■ Task prompt
Working from the entries below, tally each line that holds "text". Give the tally and nothing else.

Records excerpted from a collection
- - -

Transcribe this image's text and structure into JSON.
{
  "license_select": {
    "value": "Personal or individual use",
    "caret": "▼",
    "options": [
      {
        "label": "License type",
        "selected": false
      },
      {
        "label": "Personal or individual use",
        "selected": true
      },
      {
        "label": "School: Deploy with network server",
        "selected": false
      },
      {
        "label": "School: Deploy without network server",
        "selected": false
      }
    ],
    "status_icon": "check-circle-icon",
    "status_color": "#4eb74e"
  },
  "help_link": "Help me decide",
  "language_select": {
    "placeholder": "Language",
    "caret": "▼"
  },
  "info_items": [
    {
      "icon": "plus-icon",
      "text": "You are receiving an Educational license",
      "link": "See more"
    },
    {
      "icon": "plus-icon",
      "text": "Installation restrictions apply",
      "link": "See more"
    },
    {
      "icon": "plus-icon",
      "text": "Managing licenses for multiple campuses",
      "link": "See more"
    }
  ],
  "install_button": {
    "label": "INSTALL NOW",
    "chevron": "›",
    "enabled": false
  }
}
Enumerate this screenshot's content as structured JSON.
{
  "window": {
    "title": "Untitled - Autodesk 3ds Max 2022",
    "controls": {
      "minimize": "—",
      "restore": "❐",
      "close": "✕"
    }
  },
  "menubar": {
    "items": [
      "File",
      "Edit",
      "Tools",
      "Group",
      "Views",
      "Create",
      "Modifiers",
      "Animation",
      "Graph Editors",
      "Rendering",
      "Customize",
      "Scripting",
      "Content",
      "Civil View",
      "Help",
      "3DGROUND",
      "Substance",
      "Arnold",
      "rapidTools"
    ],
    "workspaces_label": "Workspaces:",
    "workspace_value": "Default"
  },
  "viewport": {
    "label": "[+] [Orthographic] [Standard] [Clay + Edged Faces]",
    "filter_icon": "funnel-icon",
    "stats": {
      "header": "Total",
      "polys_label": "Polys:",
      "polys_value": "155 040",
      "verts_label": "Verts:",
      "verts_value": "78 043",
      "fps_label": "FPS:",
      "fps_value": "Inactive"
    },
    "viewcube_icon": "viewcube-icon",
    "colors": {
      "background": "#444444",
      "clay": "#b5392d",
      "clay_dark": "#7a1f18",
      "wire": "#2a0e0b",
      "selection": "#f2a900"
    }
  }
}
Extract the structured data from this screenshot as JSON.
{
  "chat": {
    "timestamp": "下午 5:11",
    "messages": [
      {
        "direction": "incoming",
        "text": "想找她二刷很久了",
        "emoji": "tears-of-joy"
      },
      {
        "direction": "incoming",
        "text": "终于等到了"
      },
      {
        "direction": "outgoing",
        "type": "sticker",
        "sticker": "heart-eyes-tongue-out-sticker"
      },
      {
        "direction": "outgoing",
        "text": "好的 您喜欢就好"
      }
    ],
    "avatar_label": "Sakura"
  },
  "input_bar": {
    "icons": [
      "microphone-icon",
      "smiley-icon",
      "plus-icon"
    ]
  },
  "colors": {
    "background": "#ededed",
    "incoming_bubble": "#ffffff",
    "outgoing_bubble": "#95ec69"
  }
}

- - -

■ Reply
7